Another problem is that INFJs lose things a lot. Unlike sensing types, they have more engaging things to think about. With their minds elsewhere while checking out at the supermarket, they leave their keys at the counter. When they reach the car, they panic. If they’d taken a sensing partner shopping with them, this probably wouldn’t have happened. The sensor would see the keys on the counter, pick them up, and roll his or her eyes.

INFJs and sensors also handle social situations differently. After a party, sensing types remember who was there and what they were wearing. These details go right past the INFJ. On the way home in the car, the sensor asks, “Did you notice Fred’s orange tie? It was horrible!” The INFJ has no memory of Fred’s tie. He or she says, “Do you think Fred’s having trouble at home? His wife wasn’t there and he seemed tense.” The sensor wonders how the partner could have jumped to that conclusion from across the room.

Earth to INFJ

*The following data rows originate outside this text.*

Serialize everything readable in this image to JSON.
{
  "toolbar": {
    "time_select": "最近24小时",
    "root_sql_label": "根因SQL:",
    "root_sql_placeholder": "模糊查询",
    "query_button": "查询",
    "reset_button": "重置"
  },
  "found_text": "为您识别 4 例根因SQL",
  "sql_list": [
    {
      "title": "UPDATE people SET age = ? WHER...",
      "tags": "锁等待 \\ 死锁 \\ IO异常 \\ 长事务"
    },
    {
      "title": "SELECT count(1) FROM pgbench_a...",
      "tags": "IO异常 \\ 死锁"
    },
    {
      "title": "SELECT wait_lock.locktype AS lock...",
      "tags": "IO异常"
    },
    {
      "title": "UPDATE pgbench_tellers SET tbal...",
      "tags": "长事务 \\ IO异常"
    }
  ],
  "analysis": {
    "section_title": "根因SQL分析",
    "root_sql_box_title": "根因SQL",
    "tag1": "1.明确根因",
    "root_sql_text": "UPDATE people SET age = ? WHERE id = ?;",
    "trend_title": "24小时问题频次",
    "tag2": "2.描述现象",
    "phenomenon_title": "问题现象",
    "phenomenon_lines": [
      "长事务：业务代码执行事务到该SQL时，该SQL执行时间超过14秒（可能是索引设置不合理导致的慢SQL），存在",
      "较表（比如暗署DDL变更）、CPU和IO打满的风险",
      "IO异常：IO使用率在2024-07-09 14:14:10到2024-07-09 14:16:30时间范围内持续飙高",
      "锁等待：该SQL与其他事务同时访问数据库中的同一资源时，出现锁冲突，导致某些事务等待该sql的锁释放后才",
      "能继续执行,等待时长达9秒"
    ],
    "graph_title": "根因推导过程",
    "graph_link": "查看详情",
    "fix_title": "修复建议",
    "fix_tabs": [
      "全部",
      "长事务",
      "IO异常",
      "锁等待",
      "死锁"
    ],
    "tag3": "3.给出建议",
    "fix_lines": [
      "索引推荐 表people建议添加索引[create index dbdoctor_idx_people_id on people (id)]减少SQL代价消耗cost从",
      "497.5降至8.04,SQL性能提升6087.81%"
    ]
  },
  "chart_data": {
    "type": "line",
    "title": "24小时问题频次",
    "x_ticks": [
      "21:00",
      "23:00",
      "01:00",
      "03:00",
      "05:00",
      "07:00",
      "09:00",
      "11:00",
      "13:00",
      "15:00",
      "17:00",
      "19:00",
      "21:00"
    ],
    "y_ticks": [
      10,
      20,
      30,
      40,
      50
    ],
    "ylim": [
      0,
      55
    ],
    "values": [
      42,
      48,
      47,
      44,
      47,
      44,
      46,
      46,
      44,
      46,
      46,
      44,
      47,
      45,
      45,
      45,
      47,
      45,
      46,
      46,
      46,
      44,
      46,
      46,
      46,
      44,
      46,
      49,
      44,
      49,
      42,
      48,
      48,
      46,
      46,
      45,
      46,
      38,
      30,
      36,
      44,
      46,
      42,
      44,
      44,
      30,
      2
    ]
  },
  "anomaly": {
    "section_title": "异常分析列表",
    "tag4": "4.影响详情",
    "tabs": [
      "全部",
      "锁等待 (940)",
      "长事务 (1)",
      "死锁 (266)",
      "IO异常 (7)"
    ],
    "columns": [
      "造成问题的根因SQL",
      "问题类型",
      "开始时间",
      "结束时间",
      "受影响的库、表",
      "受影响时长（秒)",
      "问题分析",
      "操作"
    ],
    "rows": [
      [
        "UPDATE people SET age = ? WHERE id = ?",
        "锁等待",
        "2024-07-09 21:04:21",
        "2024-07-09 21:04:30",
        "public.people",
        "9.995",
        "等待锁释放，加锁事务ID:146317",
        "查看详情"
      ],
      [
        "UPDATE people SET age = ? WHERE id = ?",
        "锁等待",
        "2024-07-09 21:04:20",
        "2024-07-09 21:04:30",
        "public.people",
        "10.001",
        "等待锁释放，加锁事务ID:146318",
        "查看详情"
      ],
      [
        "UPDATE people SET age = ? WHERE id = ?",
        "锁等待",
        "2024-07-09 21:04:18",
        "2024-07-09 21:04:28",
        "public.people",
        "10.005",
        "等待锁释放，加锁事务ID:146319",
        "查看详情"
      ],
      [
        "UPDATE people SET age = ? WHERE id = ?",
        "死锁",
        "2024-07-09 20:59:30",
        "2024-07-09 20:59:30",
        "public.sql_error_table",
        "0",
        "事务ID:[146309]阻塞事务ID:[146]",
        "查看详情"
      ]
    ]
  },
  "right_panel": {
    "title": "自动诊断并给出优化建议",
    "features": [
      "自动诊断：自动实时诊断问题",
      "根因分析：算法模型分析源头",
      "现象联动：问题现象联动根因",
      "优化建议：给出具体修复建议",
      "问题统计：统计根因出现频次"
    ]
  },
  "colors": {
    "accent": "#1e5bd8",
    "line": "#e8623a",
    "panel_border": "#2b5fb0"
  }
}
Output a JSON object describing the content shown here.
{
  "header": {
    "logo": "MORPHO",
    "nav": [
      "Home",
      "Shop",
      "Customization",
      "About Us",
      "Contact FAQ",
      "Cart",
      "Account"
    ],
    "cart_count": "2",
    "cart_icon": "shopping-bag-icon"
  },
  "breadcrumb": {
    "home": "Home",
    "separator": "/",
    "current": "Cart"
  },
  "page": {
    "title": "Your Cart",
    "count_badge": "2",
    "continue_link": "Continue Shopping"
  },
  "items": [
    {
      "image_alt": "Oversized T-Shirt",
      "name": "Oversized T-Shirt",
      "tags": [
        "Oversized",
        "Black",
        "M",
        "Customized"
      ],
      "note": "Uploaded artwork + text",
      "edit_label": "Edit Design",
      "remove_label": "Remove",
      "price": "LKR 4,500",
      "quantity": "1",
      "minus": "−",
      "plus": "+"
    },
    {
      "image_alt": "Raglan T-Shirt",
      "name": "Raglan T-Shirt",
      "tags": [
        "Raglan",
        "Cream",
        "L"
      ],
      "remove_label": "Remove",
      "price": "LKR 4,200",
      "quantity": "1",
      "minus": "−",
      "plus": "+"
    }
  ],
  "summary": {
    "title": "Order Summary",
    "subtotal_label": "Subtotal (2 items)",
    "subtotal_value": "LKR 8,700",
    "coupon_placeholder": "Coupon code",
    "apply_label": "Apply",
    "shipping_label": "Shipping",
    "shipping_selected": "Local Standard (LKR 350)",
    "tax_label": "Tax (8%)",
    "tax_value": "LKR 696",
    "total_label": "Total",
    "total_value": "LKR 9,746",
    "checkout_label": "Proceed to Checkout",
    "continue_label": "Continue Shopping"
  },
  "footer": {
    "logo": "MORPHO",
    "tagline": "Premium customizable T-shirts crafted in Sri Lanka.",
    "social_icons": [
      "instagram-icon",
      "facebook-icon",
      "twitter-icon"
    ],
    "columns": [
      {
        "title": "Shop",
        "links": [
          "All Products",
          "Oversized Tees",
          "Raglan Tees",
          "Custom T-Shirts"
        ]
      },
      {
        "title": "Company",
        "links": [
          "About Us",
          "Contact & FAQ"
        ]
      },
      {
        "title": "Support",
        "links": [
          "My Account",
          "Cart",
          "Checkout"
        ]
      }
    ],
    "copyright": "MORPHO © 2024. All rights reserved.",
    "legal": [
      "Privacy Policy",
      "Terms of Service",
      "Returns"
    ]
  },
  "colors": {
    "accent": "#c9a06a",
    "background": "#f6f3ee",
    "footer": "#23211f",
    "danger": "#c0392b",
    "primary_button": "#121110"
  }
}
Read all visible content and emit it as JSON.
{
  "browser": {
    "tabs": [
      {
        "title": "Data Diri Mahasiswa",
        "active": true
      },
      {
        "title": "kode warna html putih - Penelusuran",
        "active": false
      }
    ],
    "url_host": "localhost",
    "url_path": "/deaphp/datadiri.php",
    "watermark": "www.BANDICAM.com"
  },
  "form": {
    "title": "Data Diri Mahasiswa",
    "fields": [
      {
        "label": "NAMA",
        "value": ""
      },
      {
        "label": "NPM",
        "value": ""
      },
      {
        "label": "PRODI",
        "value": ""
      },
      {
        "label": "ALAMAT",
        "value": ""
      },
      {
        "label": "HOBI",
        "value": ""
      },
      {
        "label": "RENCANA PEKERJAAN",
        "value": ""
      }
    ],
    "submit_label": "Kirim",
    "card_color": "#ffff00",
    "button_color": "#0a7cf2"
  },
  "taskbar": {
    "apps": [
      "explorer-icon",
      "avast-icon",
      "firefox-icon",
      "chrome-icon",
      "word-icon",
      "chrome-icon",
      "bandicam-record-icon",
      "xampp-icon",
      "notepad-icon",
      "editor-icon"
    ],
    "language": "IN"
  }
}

Sensing types are earthbound. They’re systematic, follow instructions, and collect information before making big decisions. INFJs are creative and free-wheeling. INFJs with sensing partners are in for a rough ride if they don’t respect their personality differences. Neither type is being willful or obstinate. They are simply using their tried and true methods for viewing the world.